So I found out there’s a term for something I’ve considered in my own writing for a long time, but Ridolfo and DeVoss call it rhetorical velocity. Instead, part of my composition process has always been to ensure I include a handful of clear sentences that, if stripped of their context, could still manage to communicate key concepts of the text I’m composing. I’ve thought of it more as mile markers for my readers, or even as a rhetorical device. My writing could be characterized as generally too loquacious, but I try to include cogent and succinct statements often.
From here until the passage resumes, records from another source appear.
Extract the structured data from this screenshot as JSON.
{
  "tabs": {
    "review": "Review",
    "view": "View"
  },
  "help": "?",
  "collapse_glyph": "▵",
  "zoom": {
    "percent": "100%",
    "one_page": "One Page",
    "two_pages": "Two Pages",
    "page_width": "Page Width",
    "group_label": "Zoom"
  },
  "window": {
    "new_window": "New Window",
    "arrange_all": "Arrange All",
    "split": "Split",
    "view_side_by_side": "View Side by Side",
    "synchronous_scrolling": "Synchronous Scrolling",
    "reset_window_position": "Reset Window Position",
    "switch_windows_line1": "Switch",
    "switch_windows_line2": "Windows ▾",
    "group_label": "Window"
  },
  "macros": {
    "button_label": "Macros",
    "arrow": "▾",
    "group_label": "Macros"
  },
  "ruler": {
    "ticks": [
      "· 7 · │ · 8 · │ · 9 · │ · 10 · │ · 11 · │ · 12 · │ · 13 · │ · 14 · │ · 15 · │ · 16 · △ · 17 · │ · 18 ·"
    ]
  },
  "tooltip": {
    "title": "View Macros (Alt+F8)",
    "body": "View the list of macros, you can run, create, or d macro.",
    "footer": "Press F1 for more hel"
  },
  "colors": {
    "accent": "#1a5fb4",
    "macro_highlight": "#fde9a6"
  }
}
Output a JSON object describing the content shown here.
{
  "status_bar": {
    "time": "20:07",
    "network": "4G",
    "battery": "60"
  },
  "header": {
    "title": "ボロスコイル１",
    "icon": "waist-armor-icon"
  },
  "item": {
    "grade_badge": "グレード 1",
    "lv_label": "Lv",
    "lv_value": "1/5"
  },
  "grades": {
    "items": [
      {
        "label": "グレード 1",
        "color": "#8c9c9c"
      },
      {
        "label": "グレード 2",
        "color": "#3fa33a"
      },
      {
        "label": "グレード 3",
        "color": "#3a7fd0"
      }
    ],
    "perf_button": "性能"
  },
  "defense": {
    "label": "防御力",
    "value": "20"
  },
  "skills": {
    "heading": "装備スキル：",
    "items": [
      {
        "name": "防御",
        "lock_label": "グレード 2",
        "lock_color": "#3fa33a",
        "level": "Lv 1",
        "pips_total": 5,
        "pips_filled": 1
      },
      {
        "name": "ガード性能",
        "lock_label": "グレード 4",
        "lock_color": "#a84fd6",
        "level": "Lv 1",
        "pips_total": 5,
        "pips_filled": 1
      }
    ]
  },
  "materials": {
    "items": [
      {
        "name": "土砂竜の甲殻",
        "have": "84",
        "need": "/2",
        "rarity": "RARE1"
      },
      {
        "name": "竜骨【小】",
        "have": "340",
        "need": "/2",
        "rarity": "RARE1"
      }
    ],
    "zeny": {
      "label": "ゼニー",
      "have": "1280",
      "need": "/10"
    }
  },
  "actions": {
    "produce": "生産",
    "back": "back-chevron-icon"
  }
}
A device I’ve used often to encourage rhetorical velocity is what I call the “tweet test.” I use it most often in blogging by trying to leave sentences or two that I could visualize someone using as a direct quote. I keep it to 100 characters to allow this fictional tweeter (it’s only happened once or twice throughout all my blog posts) room for a shortened url, my user name, or any other brief thoughts they’d want to include. My thought in writing it this way is that I’m helping my reader know what I find most important, and hoping that if they agree, I’ve given them a concise, interesting tidbit to share with others. I can see how, in determining if a blog post passes the tweet test, I’ve considered a lot of what Ridolfo and Devoss place in the left column of their “Rhetorical Velocity as a Concern of Invention” model:
- I’ve assessed who might be interested;
- I’ve considered why these persons might want to share (recompose) my work;
- I’ve considered what the recomposer might produce, how it may be delivered, and have facilitated it by conforming to tweet-friendly lengths;
- By intentionally keeping to so short a format, I’ve also enabled cross-platform sharing (not that I presume anything I write is so compelling that it must be reshared on Facebook, Google +, and other blogs);
- And I obviously assume my writing’s temporal lifespan will be extremely limited, since I’m using Twitter as the standard.
Quite aside from my personal composition device, rhetorical velocity has definite potential in a computer-enabled composition course. If the course plan includes some degree of new media writing, introducing and applying the rhetorical velocity model for several weeks of writing assignments lays the groundwork for understanding the decisions of the writing process at large. The benefit here is that you can discuss and apply these concepts without using the old standard collection of composition instruction power words, but they still apply. Asking our writers to make sure they know and can show the answers to the model’s seven questions passively supports terms like audience, rhetorical situation, argument, illustration, and agency. As is so often the case, students have had previous composition experiences driven solely by these words of power, so anything to divest and reallocate rhetorical power is worth trying. Linking basic composition concepts back to this model is a game of pedagogical smoke and mirrors, I’ll concede, but it could be effective.